%%

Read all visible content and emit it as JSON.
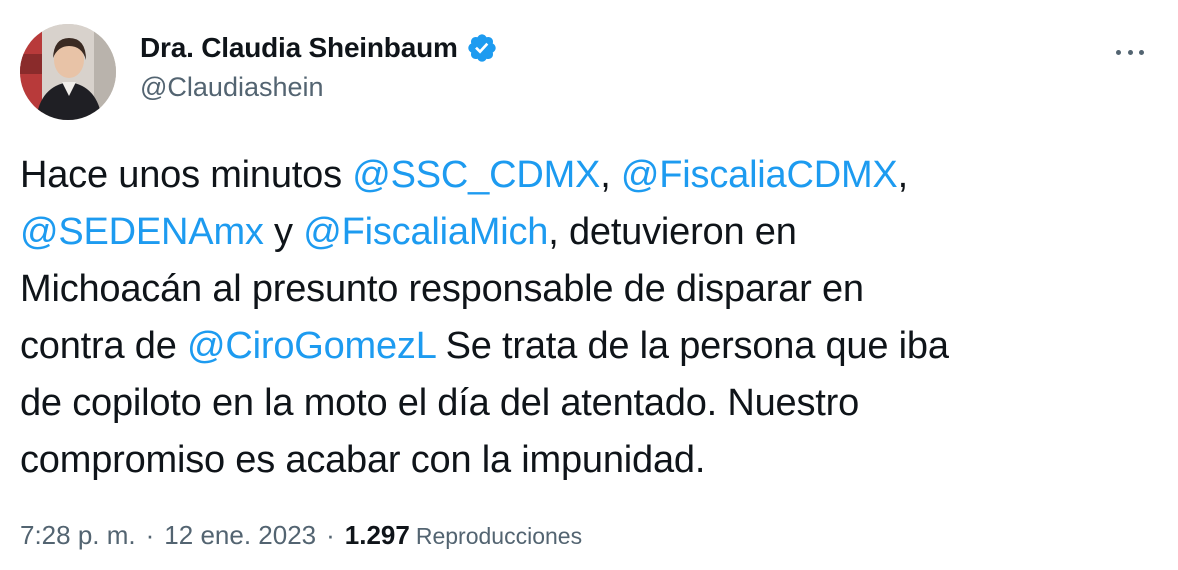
{
  "author": {
    "display_name": "Dra. Claudia Sheinbaum",
    "handle": "@Claudiashein",
    "verified_icon": "verified-badge-icon",
    "verified_color": "#1d9bf0"
  },
  "more_icon": "more-horizontal-icon",
  "tweet": {
    "lines": [
      [
        {
          "text": "Hace unos minutos ",
          "type": "text"
        },
        {
          "text": "@SSC_CDMX",
          "type": "mention"
        },
        {
          "text": ", ",
          "type": "text"
        },
        {
          "text": "@FiscaliaCDMX",
          "type": "mention"
        },
        {
          "text": ",",
          "type": "text"
        }
      ],
      [
        {
          "text": "@SEDENAmx",
          "type": "mention"
        },
        {
          "text": " y ",
          "type": "text"
        },
        {
          "text": "@FiscaliaMich",
          "type": "mention"
        },
        {
          "text": ", detuvieron en",
          "type": "text"
        }
      ],
      [
        {
          "text": "Michoacán al presunto responsable de disparar en",
          "type": "text"
        }
      ],
      [
        {
          "text": "contra de ",
          "type": "text"
        },
        {
          "text": "@CiroGomezL",
          "type": "mention"
        },
        {
          "text": " Se trata de la persona que iba",
          "type": "text"
        }
      ],
      [
        {
          "text": "de copiloto en la moto el día del atentado. Nuestro",
          "type": "text"
        }
      ],
      [
        {
          "text": "compromiso es acabar con la impunidad.",
          "type": "text"
        }
      ]
    ]
  },
  "meta": {
    "time": "7:28 p. m.",
    "separator": "·",
    "date": "12 ene. 2023",
    "views_count": "1.297",
    "views_label": "Reproducciones"
  },
  "colors": {
    "text": "#0f1419",
    "secondary": "#536471",
    "link": "#1d9bf0"
  }
}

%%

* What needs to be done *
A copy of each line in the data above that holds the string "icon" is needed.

* Reply to the exercise *
    "verified_icon": "verified-badge-icon",
  "more_icon": "more-horizontal-icon",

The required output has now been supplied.